- Your objective
In the listing below, find each line that holds the string "screenshot" and copy it.

Start of Data records

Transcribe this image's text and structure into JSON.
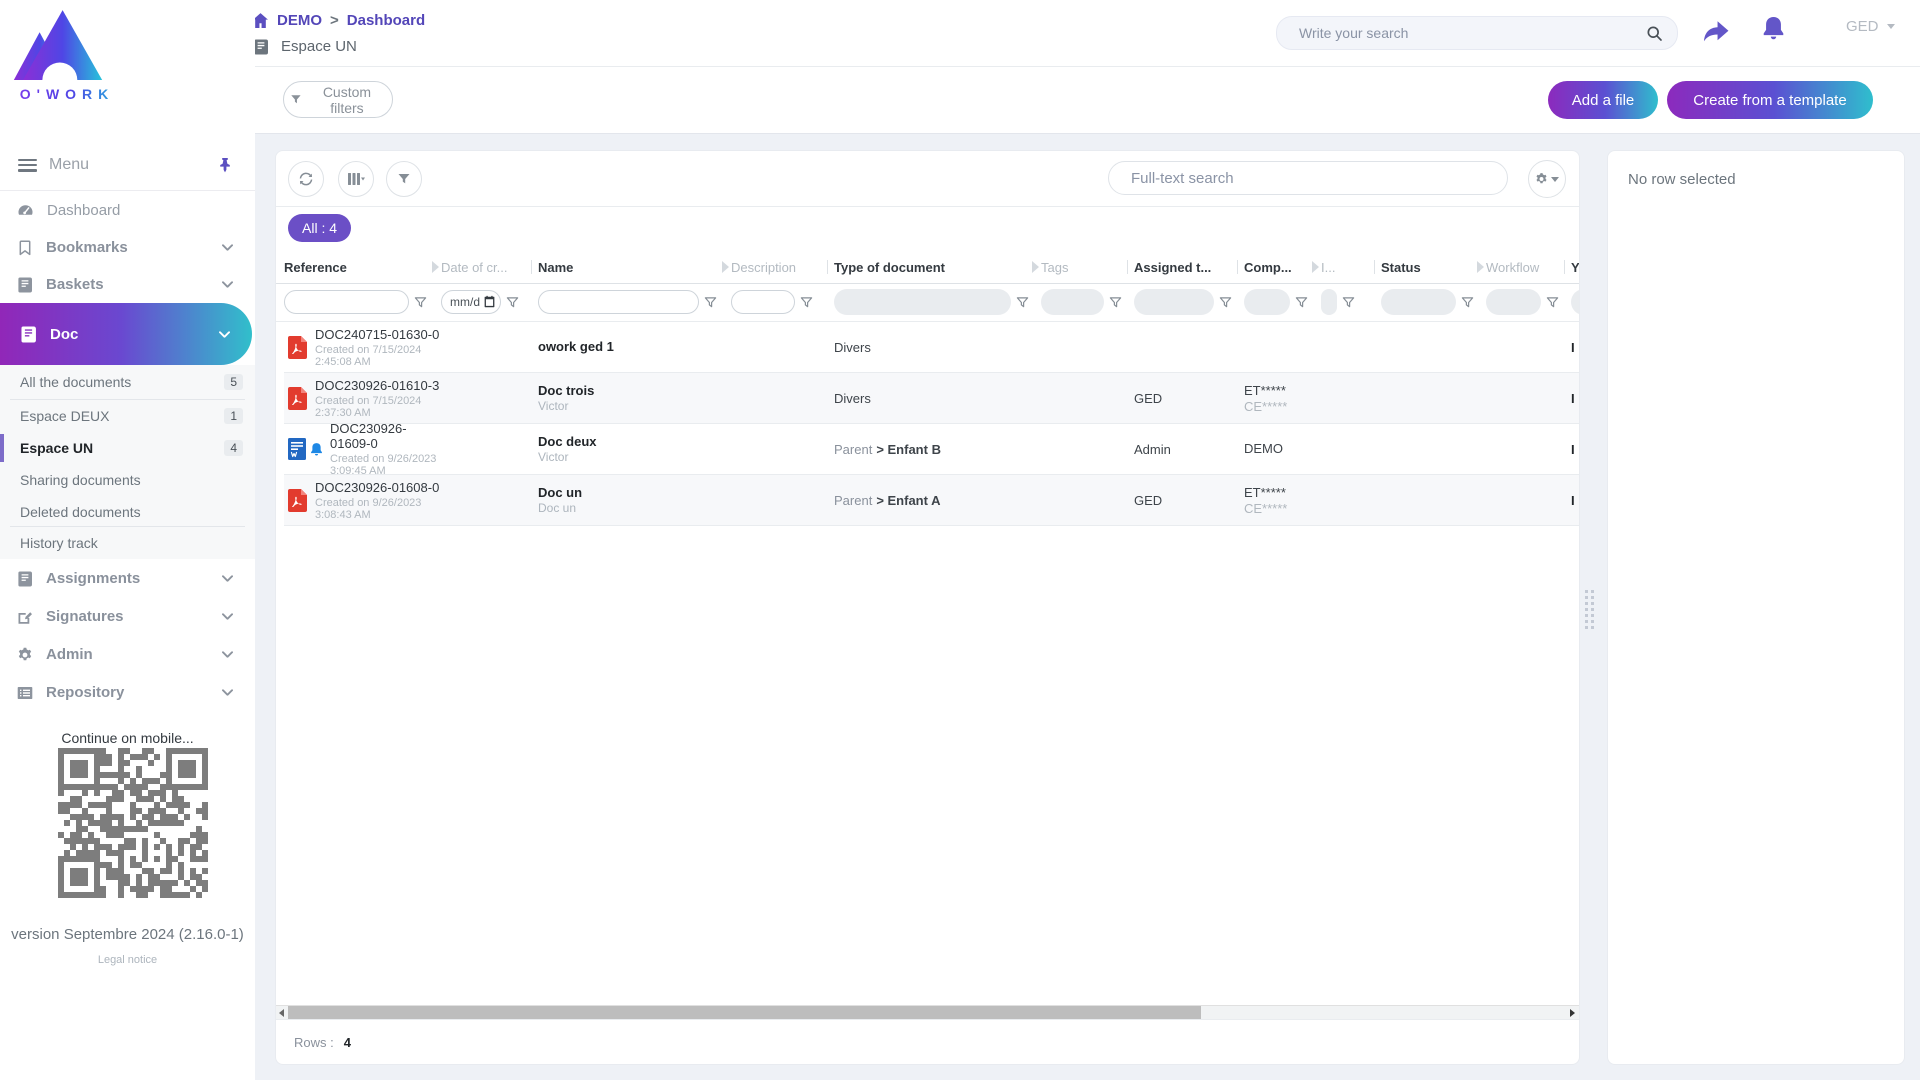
{
  "brand": {
    "name": "O'WORK"
  },
  "header": {
    "breadcrumb_root": "DEMO",
    "breadcrumb_sep": ">",
    "breadcrumb_current": "Dashboard",
    "space_name": "Espace UN",
    "top_search_placeholder": "Write your search",
    "user_menu_label": "GED",
    "custom_filters_label": "Custom filters",
    "add_file_label": "Add a file",
    "create_template_label": "Create from a template"
  },
  "sidebar": {
    "menu_label": "Menu",
    "items": [
      {
        "label": "Dashboard"
      },
      {
        "label": "Bookmarks"
      },
      {
        "label": "Baskets"
      },
      {
        "label": "Doc"
      },
      {
        "label": "Assignments"
      },
      {
        "label": "Signatures"
      },
      {
        "label": "Admin"
      },
      {
        "label": "Repository"
      }
    ],
    "doc_children": [
      {
        "label": "All the documents",
        "badge": "5"
      },
      {
        "label": "Espace DEUX",
        "badge": "1"
      },
      {
        "label": "Espace UN",
        "badge": "4"
      },
      {
        "label": "Sharing documents",
        "badge": ""
      },
      {
        "label": "Deleted documents",
        "badge": ""
      },
      {
        "label": "History track",
        "badge": ""
      }
    ],
    "mobile_text": "Continue on mobile...",
    "version_text": "version Septembre 2024 (2.16.0-1)",
    "legal_text": "Legal notice"
  },
  "toolbar": {
    "fulltext_placeholder": "Full-text search",
    "all_badge": "All : 4"
  },
  "table": {
    "columns": [
      {
        "label": "Reference"
      },
      {
        "label": "Date of cr..."
      },
      {
        "label": "Name"
      },
      {
        "label": "Description"
      },
      {
        "label": "Type of document"
      },
      {
        "label": "Tags"
      },
      {
        "label": "Assigned t..."
      },
      {
        "label": "Comp..."
      },
      {
        "label": "I..."
      },
      {
        "label": "Status"
      },
      {
        "label": "Workflow"
      },
      {
        "label": "Y..."
      }
    ],
    "date_filter_placeholder": "mm/d",
    "rows": [
      {
        "reference": "DOC240715-01630-0",
        "created": "Created on 7/15/2024 2:45:08 AM",
        "name": "owork ged 1",
        "name_sub": "",
        "type_prefix": "",
        "type_main": "Divers",
        "assigned": "",
        "comp_line1": "",
        "comp_line2": "",
        "edge_text": "I",
        "icon": "pdf-file-icon"
      },
      {
        "reference": "DOC230926-01610-3",
        "created": "Created on 7/15/2024 2:37:30 AM",
        "name": "Doc trois",
        "name_sub": "Victor",
        "type_prefix": "",
        "type_main": "Divers",
        "assigned": "GED",
        "comp_line1": "ET*****",
        "comp_line2": "CE*****",
        "edge_text": "I",
        "icon": "pdf-file-icon"
      },
      {
        "reference": "DOC230926-01609-0",
        "created": "Created on 9/26/2023 3:09:45 AM",
        "name": "Doc deux",
        "name_sub": "Victor",
        "type_prefix": "Parent",
        "type_main": "> Enfant B",
        "assigned": "Admin",
        "comp_line1": "DEMO",
        "comp_line2": "",
        "edge_text": "I",
        "icon": "word-file-icon with notification-bell-icon"
      },
      {
        "reference": "DOC230926-01608-0",
        "created": "Created on 9/26/2023 3:08:43 AM",
        "name": "Doc un",
        "name_sub": "Doc un",
        "type_prefix": "Parent",
        "type_main": "> Enfant A",
        "assigned": "GED",
        "comp_line1": "ET*****",
        "comp_line2": "CE*****",
        "edge_text": "I",
        "icon": "pdf-file-icon"
      }
    ]
  },
  "footer": {
    "rows_label": "Rows :",
    "rows_count": "4"
  },
  "details": {
    "empty_text": "No row selected"
  }
}
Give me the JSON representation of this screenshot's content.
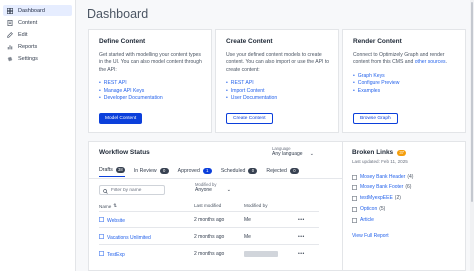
{
  "sidebar": {
    "items": [
      {
        "label": "Dashboard",
        "icon": "dashboard-icon"
      },
      {
        "label": "Content",
        "icon": "content-icon"
      },
      {
        "label": "Edit",
        "icon": "edit-icon"
      },
      {
        "label": "Reports",
        "icon": "reports-icon"
      },
      {
        "label": "Settings",
        "icon": "gear-icon"
      }
    ]
  },
  "page": {
    "title": "Dashboard"
  },
  "cards": {
    "define": {
      "title": "Define Content",
      "description": "Get started with modelling your content types in the UI. You can also model content through the API:",
      "links": [
        "REST API",
        "Manage API Keys",
        "Developer Documentation"
      ],
      "button": "Model Content"
    },
    "create": {
      "title": "Create Content",
      "description": "Use your defined content models to create content. You can also import or use the API to create content:",
      "links": [
        "REST API",
        "Import Content",
        "User Documentation"
      ],
      "button": "Create Content"
    },
    "render": {
      "title": "Render Content",
      "description_start": "Connect to Optimizely Graph and render content from this CMS and ",
      "description_link": "other sources",
      "description_end": ".",
      "links": [
        "Graph Keys",
        "Configure Preview",
        "Examples"
      ],
      "button": "Browse Graph"
    }
  },
  "workflow": {
    "title": "Workflow Status",
    "language_label": "Language",
    "language_value": "Any language",
    "tabs": [
      {
        "label": "Drafts",
        "count": "38",
        "active": true
      },
      {
        "label": "In Review",
        "count": "0"
      },
      {
        "label": "Approved",
        "count": "1"
      },
      {
        "label": "Scheduled",
        "count": "0"
      },
      {
        "label": "Rejected",
        "count": "0"
      }
    ],
    "search_placeholder": "Filter by name",
    "modified_by_label": "Modified by",
    "modified_by_value": "Anyone",
    "columns": {
      "name": "Name",
      "last_modified": "Last modified",
      "modified_by": "Modified by"
    },
    "rows": [
      {
        "name": "Website",
        "last_modified": "2 months ago",
        "modified_by": "Me",
        "more": "•••"
      },
      {
        "name": "Vacations Unlimited",
        "last_modified": "2 months ago",
        "modified_by": "Me",
        "more": "•••"
      },
      {
        "name": "TestExp",
        "last_modified": "2 months ago",
        "modified_by": "",
        "more": "•••"
      }
    ]
  },
  "broken_links": {
    "title": "Broken Links",
    "badge": "37",
    "last_updated": "Last updated: Feb 11, 2025",
    "items": [
      {
        "name": "Mosey Bank Header",
        "count": "(4)"
      },
      {
        "name": "Mosey Bank Footer",
        "count": "(6)"
      },
      {
        "name": "testMyexpEEE",
        "count": "(2)"
      },
      {
        "name": "Opticon",
        "count": "(5)"
      },
      {
        "name": "Article",
        "count": ""
      }
    ],
    "view_full": "View Full Report"
  },
  "colors": {
    "primary": "#0b3fdb",
    "link": "#2563eb",
    "warning_badge": "#f59e0b"
  }
}
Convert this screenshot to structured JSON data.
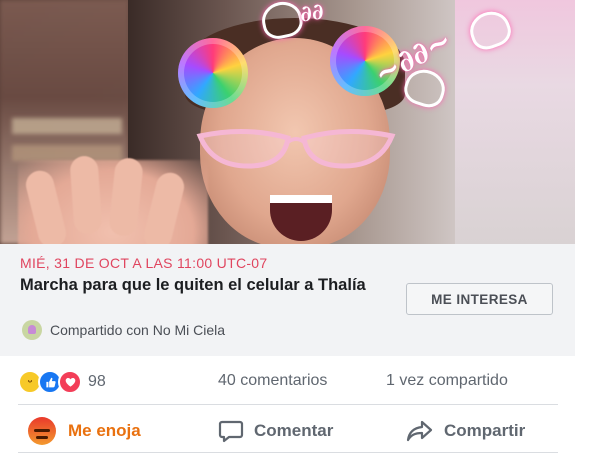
{
  "event": {
    "date": "MIÉ, 31 DE OCT A LAS 11:00 UTC-07",
    "title": "Marcha para que le quiten el celular a Thalía",
    "interest_button": "ME INTERESA",
    "shared_with": "Compartido con No Mi Ciela"
  },
  "reactions": {
    "types": [
      "haha-icon",
      "like-icon",
      "love-icon"
    ],
    "count": "98",
    "comments": "40 comentarios",
    "shares": "1 vez compartido"
  },
  "actions": {
    "react": "Me enoja",
    "comment": "Comentar",
    "share": "Compartir"
  },
  "colors": {
    "date_red": "#e0455f",
    "angry_orange": "#e9710f",
    "like_blue": "#1877f2",
    "love_red": "#f33e58"
  }
}
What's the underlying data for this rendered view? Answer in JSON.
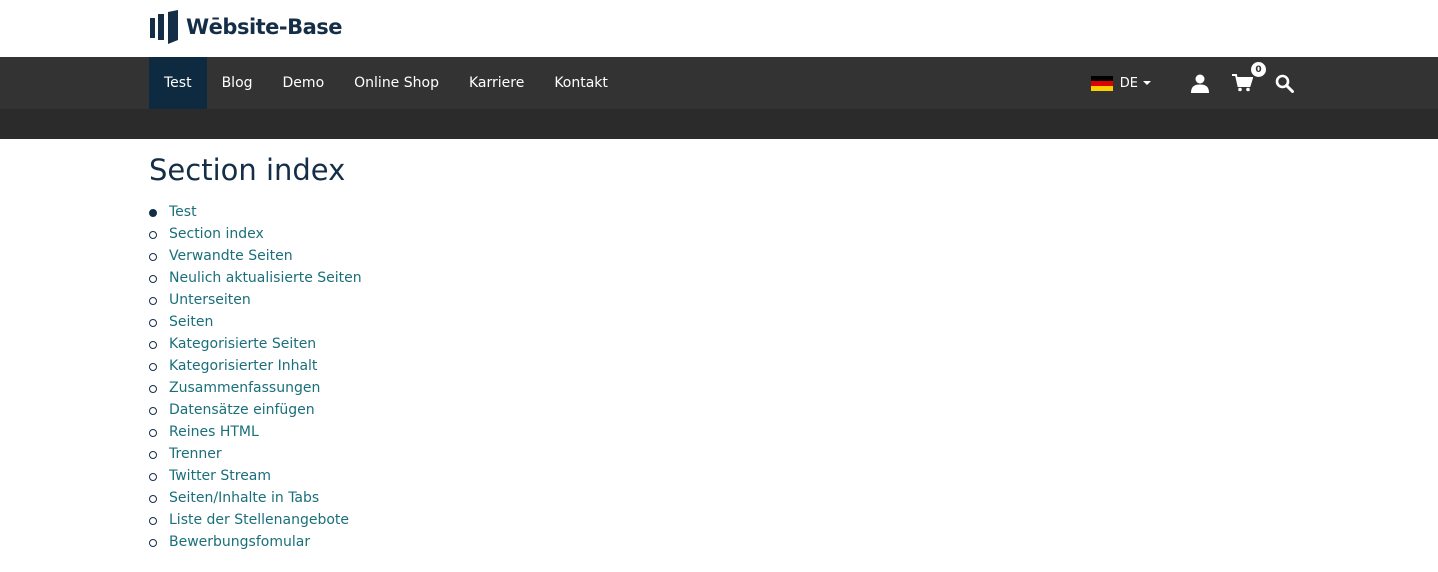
{
  "header": {
    "logo_text": "Wēbsite-Base"
  },
  "nav": {
    "items": [
      {
        "label": "Test",
        "active": true
      },
      {
        "label": "Blog"
      },
      {
        "label": "Demo"
      },
      {
        "label": "Online Shop"
      },
      {
        "label": "Karriere"
      },
      {
        "label": "Kontakt"
      }
    ],
    "language": "DE",
    "cart_count": "0"
  },
  "main": {
    "title": "Section index",
    "links": [
      "Test",
      "Section index",
      "Verwandte Seiten",
      "Neulich aktualisierte Seiten",
      "Unterseiten",
      "Seiten",
      "Kategorisierte Seiten",
      "Kategorisierter Inhalt",
      "Zusammenfassungen",
      "Datensätze einfügen",
      "Reines HTML",
      "Trenner",
      "Twitter Stream",
      "Seiten/Inhalte in Tabs",
      "Liste der Stellenangebote",
      "Bewerbungsfomular"
    ]
  },
  "colors": {
    "brand": "#152e48",
    "nav_bg": "#333333",
    "nav_active": "#0d2a40",
    "link": "#1a6f7b"
  }
}
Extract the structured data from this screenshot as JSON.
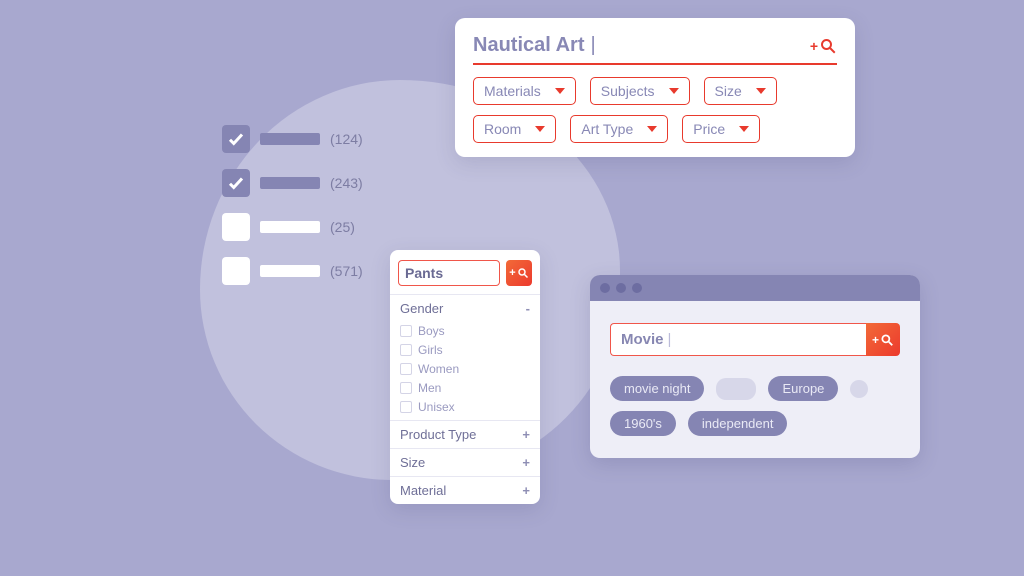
{
  "colors": {
    "accent_red": "#e83a2d",
    "purple": "#8585b3",
    "text_muted": "#8888b5"
  },
  "checklist": {
    "items": [
      {
        "checked": true,
        "count": "(124)"
      },
      {
        "checked": true,
        "count": "(243)"
      },
      {
        "checked": false,
        "count": "(25)"
      },
      {
        "checked": false,
        "count": "(571)"
      }
    ]
  },
  "nautical": {
    "search_value": "Nautical Art",
    "filters": [
      "Materials",
      "Subjects",
      "Size",
      "Room",
      "Art Type",
      "Price"
    ]
  },
  "pants": {
    "search_value": "Pants",
    "sections": {
      "gender_label": "Gender",
      "gender_toggle": "-",
      "gender_options": [
        "Boys",
        "Girls",
        "Women",
        "Men",
        "Unisex"
      ],
      "product_type_label": "Product Type",
      "product_type_toggle": "+",
      "size_label": "Size",
      "size_toggle": "+",
      "material_label": "Material",
      "material_toggle": "+"
    }
  },
  "movie": {
    "search_value": "Movie",
    "tags": {
      "movie_night": "movie night",
      "europe": "Europe",
      "sixties": "1960's",
      "independent": "independent"
    }
  }
}
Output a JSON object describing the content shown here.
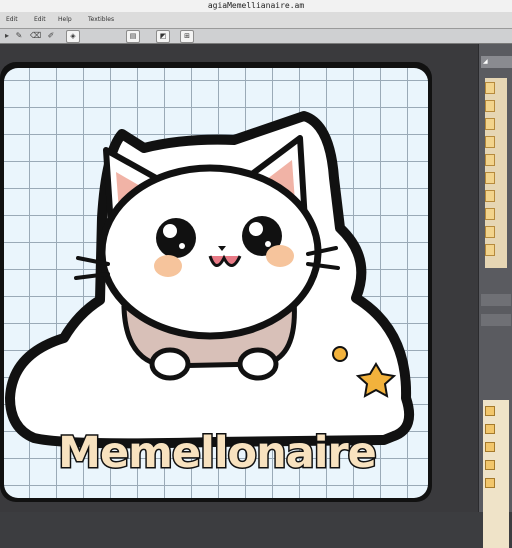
{
  "window": {
    "title": "agiaMemellianaire.am"
  },
  "menu": {
    "items": [
      "Edit",
      "Edit",
      "Help",
      "Textibles"
    ]
  },
  "toolbar": {
    "icons": [
      "select-icon",
      "pen-icon",
      "stamp-icon",
      "paint-icon",
      "fill-icon",
      "layer-icon",
      "grid-icon",
      "export-icon"
    ],
    "glyphs": [
      "▸",
      "✎",
      "⌫",
      "✐",
      "◈",
      "▤",
      "◩",
      "⊞"
    ]
  },
  "canvas": {
    "sticker_text": "Memellonaire",
    "colors": {
      "outline": "#111111",
      "fur": "#ffffff",
      "ear_inner": "#f1b3a6",
      "cheek": "#f6c49c",
      "text_fill": "#f8e2bf",
      "grid_bg": "#eaf5fc",
      "grid_line": "#9aaab7"
    }
  },
  "right_panel": {
    "header": "◢"
  }
}
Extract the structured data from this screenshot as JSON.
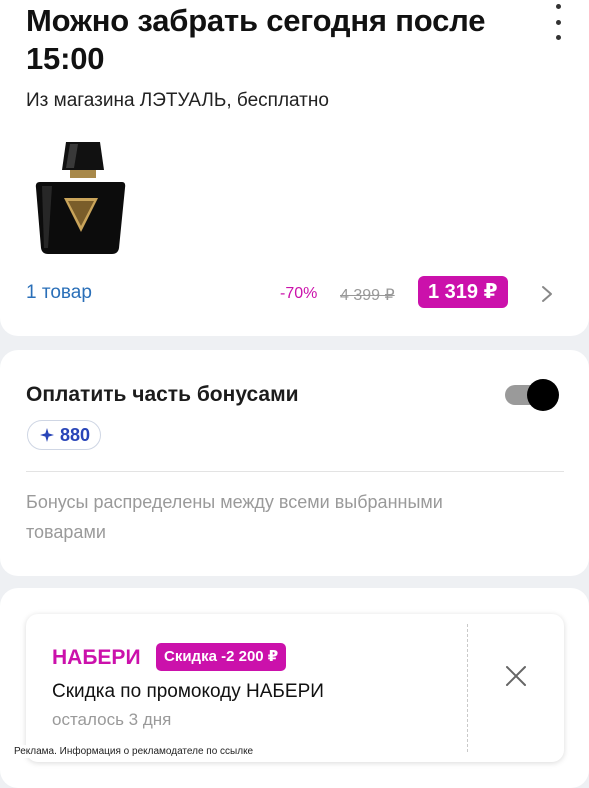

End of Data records

- Completed exercise
Give me the JSON representation of this screenshot's content.
Convert this screenshot to structured JSON data.
Extract the structured data from this screenshot as JSON.
Extract the structured data from this screenshot as JSON.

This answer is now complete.